The sky-high cost of prescription meds was back in the spotlight this week. First, President Trump said drug prices “are out of control” and drug companies are “getting away with murder.”
Then came news that the country’s second-largest health insurer, Anthem, will partner with CVS to launch its own pharmacy-benefit management business, or PBM — a move that Anthem said could save as much as $4 billion a year, which may be reflected in lower costs for patients.
A PBM runs the prescription-drug plans for insurers, employers and government agencies.
There’s also speculation, as yet unconfirmed, that e-commerce behemoth Amazon plans to start offering prescription meds through its own online pharmacy, almost certainly at prices below established drugstores.

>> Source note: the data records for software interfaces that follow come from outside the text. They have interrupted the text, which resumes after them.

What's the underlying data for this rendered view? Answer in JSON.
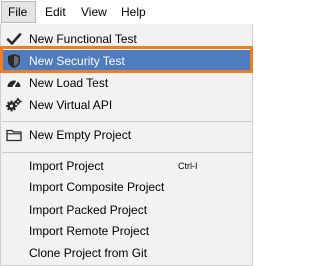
{
  "menubar": {
    "file": "File",
    "edit": "Edit",
    "view": "View",
    "help": "Help"
  },
  "file_menu": {
    "new_functional_test": {
      "label": "New Functional Test",
      "icon": "checkmark-icon"
    },
    "new_security_test": {
      "label": "New Security Test",
      "icon": "shield-icon"
    },
    "new_load_test": {
      "label": "New Load Test",
      "icon": "speedometer-icon"
    },
    "new_virtual_api": {
      "label": "New Virtual API",
      "icon": "gears-icon"
    },
    "new_empty_project": {
      "label": "New Empty Project",
      "icon": "folder-icon"
    },
    "import_project": {
      "label": "Import Project",
      "shortcut": "Ctrl-I"
    },
    "import_composite_project": {
      "label": "Import Composite Project"
    },
    "import_packed_project": {
      "label": "Import Packed Project"
    },
    "import_remote_project": {
      "label": "Import Remote Project"
    },
    "clone_project_from_git": {
      "label": "Clone Project from Git"
    }
  },
  "colors": {
    "selection": "#4f7bbf",
    "highlight_border": "#f07d1e"
  }
}
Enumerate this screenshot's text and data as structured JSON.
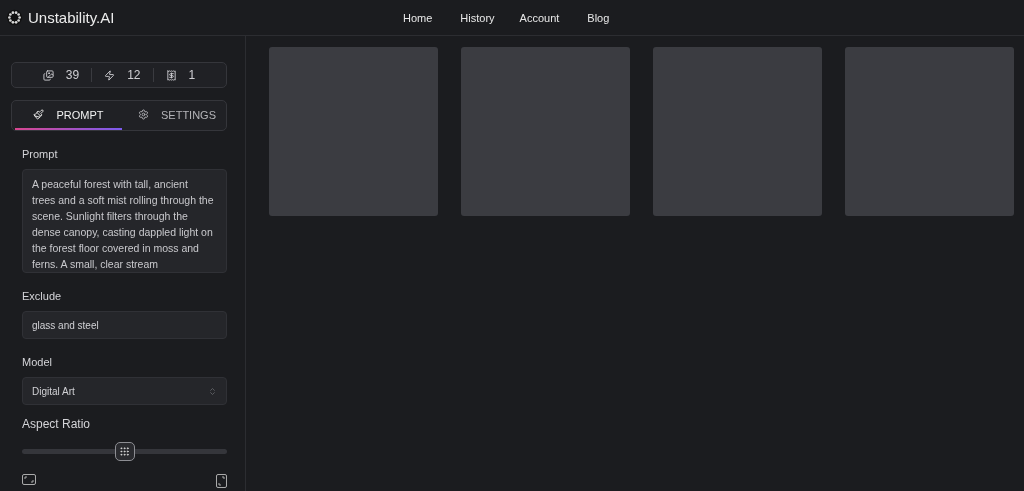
{
  "brand": {
    "name": "Unstability.AI"
  },
  "nav": [
    {
      "label": "Home"
    },
    {
      "label": "History"
    },
    {
      "label": "Account"
    },
    {
      "label": "Blog"
    }
  ],
  "stats": [
    {
      "kind": "images",
      "value": "39"
    },
    {
      "kind": "bolt",
      "value": "12"
    },
    {
      "kind": "credit",
      "value": "1"
    }
  ],
  "tabs": [
    {
      "kind": "prompt",
      "label": "PROMPT",
      "selected": true
    },
    {
      "kind": "settings",
      "label": "SETTINGS",
      "selected": false
    }
  ],
  "prompt": {
    "label": "Prompt",
    "value": "A peaceful forest with tall, ancient trees and a soft mist rolling through the scene. Sunlight filters through the dense canopy, casting dappled light on the forest floor covered in moss and ferns. A small, clear stream"
  },
  "exclude": {
    "label": "Exclude",
    "value": "glass and steel"
  },
  "model": {
    "label": "Model",
    "value": "Digital Art"
  },
  "aspect_ratio": {
    "label": "Aspect Ratio",
    "level": 0.5
  },
  "gallery": [
    {
      "kind": "placeholder"
    },
    {
      "kind": "placeholder"
    },
    {
      "kind": "placeholder"
    },
    {
      "kind": "placeholder"
    }
  ]
}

Stir all this together and you get, well, confused.
The United States already is by far the world’s biggest spender on pharmaceutical products. Americans shell out more than $1,026 annually per person, according to the Organization for Economic Cooperation and Development.
That’s double the OECD average of $515 and considerably more than economic peers such as Germany ($678), France ($596) and Australia ($590).
Total U.S. spending on prescription drugs reached $450 billion last year, according to the research firm QuintilesIMS. It could be as high as $610 billion by 2021.
That’s why eyebrows were raised in healthcare circles after Anthem said it was cutting ties with Express Scripts and establishing, with CVS’ help, its own pharmacy-benefit manager called IngenioRX.
PBMs use the clout of their combined clients to haggle lower prices with drug companies. However, they also get a cut of the action, which means not all savings are passed along to patients.
It’s estimated that as much as 30% of rebates and discounts negotiated by PBMs end up in the companies’ pockets.
A recent study in JAMA Internal Medicine found that to accommodate the discounts demanded by PBMs, drug companies routinely jack up list prices, which can raise co-pays and other out-of-pocket costs.
So is it a good thing that Anthem will operate its own PBM? Most experts I spoke with said it’s too soon to say.
“My sense is that it can be good for patients, but it all depends on how it’s structured,” said Paul Ginsburg, a professor of health policy at USC. “You definitely need someone to do the negotiating, and it’s a very, very complex process.”
Anthem has had a difficult (and litigious) relationship with Express Scripts, which the Indianapolis insurer says failed to produce competitive drug prices. Having its own in-house PBM theoretically means Anthem will have more control over negotiations.
“Anthem claims that they’ll pass on 80% in savings to consumers, so that’s good,” noted Anna Chorniy, a postdoctoral research associate at Princeton University’s Center for Health and Wellbeing.
Still unclear is whether Anthem’s PBM also will represent other clients, including other health insurers. This seems likely. PBMs get their deal-making strength from representing as many patients as possible.
It’s also unclear how extensive a role CVS will play in the new PBM. CVS said in a statement that its own PBM operation, CVS Caremark, “will manage certain services for IngenioRx, including claims processing and prescription fulfillment.”
Does that mean Anthem policyholders will be required to buy their meds from CVS? Apparently not.
Leslie Porras, an Anthem spokeswoman, said the insurer’s agreement with CVS “does not contain any provisions that require use of a CVS-only network.”
Experts I spoke with said it’s likely other large insurers will establish their own PBMs to remain competitive. UnitedHealth already has one, called OptumRx. Aetna, Humana and other leading insurers probably will feel some pressure to follow suit.
Then there’s the Amazon wild card. A spokeswoman said the company has “a long-standing practice of not commenting on rumors and speculation.” Even so, Wall Street analysts say it’s possible Amazon will acquire its own PBM as a way to break into the prescription-drug industry.
If so, it’s likely Jeff Bezos, Amazon’s hard-charging chief executive, would run his usual playbook of slashing prices to grab market share, and then rely on technological advantages to lock in customers.
A 10% drug discount for Amazon Prime members? Yeah, I could see that.
“It’s easy to imagine that Amazon could offer advantages to online customers,” said Michael Dickstein, an assistant professor of economics at New York University.
My own preference would be to allow Medicare to negotiate prices with drug companies, which it’s currently forbidden by law from even thinking about. That could have a profound effect on driving down drug costs across the board.
Trump seems to agree that a government role would be helpful. “They’re setting prices in other countries and we’re not,” he said in remarks before a Cabinet meeting.
Then again, as is often the case, Trump seemed to be making up policy on the fly.
“We want to bring our prices down to what other countries are paying, or at least close and let the other countries pay more,” he said.
Barring that, perhaps it is a good thing for health insurers to run their own PBMs. It helps eliminate a layer from the price equation and, in theory, allows for more savings to be passed on to patients.
But I’ll believe it when I see it.